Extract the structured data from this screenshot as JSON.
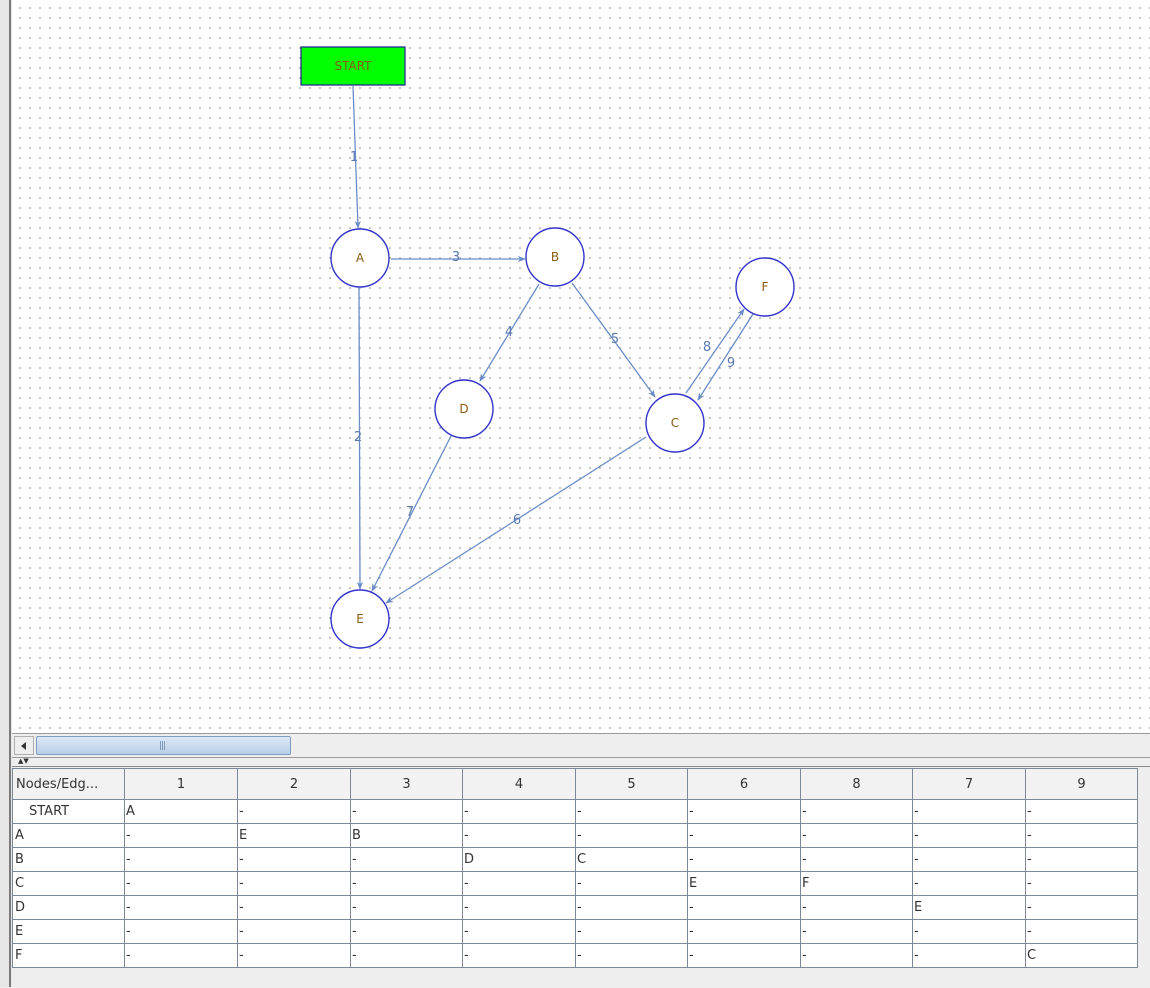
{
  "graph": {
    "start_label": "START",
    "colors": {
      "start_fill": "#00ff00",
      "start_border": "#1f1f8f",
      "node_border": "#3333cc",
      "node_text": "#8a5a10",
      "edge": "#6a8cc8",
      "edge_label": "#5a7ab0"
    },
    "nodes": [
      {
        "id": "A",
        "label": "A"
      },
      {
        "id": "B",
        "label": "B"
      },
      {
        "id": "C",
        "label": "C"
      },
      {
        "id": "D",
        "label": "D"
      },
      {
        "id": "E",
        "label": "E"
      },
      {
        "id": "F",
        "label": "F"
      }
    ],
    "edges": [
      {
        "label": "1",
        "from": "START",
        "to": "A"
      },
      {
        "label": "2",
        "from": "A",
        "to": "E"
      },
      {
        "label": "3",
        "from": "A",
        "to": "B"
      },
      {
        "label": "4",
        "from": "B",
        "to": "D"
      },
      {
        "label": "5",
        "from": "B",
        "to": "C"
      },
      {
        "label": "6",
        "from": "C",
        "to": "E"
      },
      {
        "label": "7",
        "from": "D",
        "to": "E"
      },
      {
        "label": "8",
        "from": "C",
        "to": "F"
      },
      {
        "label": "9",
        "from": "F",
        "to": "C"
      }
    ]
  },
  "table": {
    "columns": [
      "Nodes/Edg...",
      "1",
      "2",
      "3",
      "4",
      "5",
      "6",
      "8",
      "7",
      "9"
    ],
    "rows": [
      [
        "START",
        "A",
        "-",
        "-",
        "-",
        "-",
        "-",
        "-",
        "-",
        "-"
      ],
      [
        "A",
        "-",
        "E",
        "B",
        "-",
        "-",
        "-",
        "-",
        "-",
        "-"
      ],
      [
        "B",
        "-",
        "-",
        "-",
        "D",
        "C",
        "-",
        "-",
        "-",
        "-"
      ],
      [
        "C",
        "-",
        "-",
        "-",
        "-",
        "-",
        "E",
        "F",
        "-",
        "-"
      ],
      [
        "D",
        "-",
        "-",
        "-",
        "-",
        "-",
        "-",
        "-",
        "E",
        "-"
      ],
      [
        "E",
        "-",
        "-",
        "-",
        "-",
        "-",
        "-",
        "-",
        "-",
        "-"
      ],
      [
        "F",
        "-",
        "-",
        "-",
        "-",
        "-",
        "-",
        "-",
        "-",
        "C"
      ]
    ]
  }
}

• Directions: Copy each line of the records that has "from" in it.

• Expected output:
Extract the structured data from this screenshot as JSON.
        "from": "START",
        "from": "A",
        "from": "A",
        "from": "B",
        "from": "B",
        "from": "C",
        "from": "D",
        "from": "C",
        "from": "F",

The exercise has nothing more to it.